ACTION ITEM => Give back each line below verbatim.

[Website and app data records]

++++++++++++++++++++

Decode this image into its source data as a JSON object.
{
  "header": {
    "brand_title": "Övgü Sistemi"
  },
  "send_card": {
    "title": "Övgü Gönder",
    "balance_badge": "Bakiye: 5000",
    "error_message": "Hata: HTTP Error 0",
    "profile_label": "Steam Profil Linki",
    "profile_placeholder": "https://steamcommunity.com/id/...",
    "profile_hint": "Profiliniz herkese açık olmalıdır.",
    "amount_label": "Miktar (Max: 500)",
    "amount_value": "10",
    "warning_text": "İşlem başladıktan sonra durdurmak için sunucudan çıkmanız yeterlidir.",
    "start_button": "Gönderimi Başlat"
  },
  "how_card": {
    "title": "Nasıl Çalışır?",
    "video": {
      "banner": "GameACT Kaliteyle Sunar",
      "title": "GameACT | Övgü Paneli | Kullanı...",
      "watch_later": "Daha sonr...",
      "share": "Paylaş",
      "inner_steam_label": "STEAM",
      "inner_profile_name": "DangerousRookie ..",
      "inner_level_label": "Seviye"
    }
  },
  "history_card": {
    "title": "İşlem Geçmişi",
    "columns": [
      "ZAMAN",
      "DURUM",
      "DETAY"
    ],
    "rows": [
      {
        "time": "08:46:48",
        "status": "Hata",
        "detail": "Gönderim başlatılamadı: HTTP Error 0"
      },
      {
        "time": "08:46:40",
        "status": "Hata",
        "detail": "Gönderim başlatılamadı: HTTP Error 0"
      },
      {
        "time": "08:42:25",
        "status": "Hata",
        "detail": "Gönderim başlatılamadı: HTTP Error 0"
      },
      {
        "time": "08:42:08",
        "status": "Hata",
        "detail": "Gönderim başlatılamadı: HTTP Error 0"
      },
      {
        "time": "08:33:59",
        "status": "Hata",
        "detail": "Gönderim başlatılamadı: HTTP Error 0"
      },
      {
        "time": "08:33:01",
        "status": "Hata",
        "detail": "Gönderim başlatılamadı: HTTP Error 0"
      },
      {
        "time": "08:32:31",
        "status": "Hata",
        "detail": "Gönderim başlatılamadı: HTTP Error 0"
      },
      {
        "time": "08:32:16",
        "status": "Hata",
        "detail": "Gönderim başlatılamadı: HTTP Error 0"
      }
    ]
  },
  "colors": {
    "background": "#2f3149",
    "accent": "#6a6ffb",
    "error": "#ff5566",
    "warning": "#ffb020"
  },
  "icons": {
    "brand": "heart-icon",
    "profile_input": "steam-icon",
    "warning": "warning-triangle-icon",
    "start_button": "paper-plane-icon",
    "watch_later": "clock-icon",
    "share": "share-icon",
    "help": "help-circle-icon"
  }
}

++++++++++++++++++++

RESULT FOR THIS EXERCISE =>
Decode this image into its source data as a JSON object.
{
  "header": {
    "brand_title": "Övgü Sistemi"
  },
  "send_card": {
    "title": "Övgü Gönder",
    "balance_badge": "Bakiye: 5000",
    "error_message": "Hata: HTTP Error 0",
    "profile_label": "Steam Profil Linki",
    "profile_placeholder": "https://steamcommunity.com/id/...",
    "profile_hint": "Profiliniz herkese açık olmalıdır.",
    "amount_label": "Miktar (Max: 500)",
    "amount_value": "10",
    "warning_text": "İşlem başladıktan sonra durdurmak için sunucudan çıkmanız yeterlidir.",
    "start_button": "Gönderimi Başlat"
  },
  "how_card": {
    "title": "Nasıl Çalışır?",
    "video": {
      "banner": "GameACT Kaliteyle Sunar",
      "title": "GameACT | Övgü Paneli | Kullanı...",
      "watch_later": "Daha sonr...",
      "share": "Paylaş",
      "inner_steam_label": "STEAM",
      "inner_profile_name": "DangerousRookie ..",
      "inner_level_label": "Seviye"
    }
  },
  "history_card": {
    "title": "İşlem Geçmişi",
    "columns": [
      "ZAMAN",
      "DURUM",
      "DETAY"
    ],
    "rows": [
      {
        "time": "08:46:48",
        "status": "Hata",
        "detail": "Gönderim başlatılamadı: HTTP Error 0"
      },
      {
        "time": "08:46:40",
        "status": "Hata",
        "detail": "Gönderim başlatılamadı: HTTP Error 0"
      },
      {
        "time": "08:42:25",
        "status": "Hata",
        "detail": "Gönderim başlatılamadı: HTTP Error 0"
      },
      {
        "time": "08:42:08",
        "status": "Hata",
        "detail": "Gönderim başlatılamadı: HTTP Error 0"
      },
      {
        "time": "08:33:59",
        "status": "Hata",
        "detail": "Gönderim başlatılamadı: HTTP Error 0"
      },
      {
        "time": "08:33:01",
        "status": "Hata",
        "detail": "Gönderim başlatılamadı: HTTP Error 0"
      },
      {
        "time": "08:32:31",
        "status": "Hata",
        "detail": "Gönderim başlatılamadı: HTTP Error 0"
      },
      {
        "time": "08:32:16",
        "status": "Hata",
        "detail": "Gönderim başlatılamadı: HTTP Error 0"
      }
    ]
  },
  "colors": {
    "background": "#2f3149",
    "accent": "#6a6ffb",
    "error": "#ff5566",
    "warning": "#ffb020"
  },
  "icons": {
    "brand": "heart-icon",
    "profile_input": "steam-icon",
    "warning": "warning-triangle-icon",
    "start_button": "paper-plane-icon",
    "watch_later": "clock-icon",
    "share": "share-icon",
    "help": "help-circle-icon"
  }
}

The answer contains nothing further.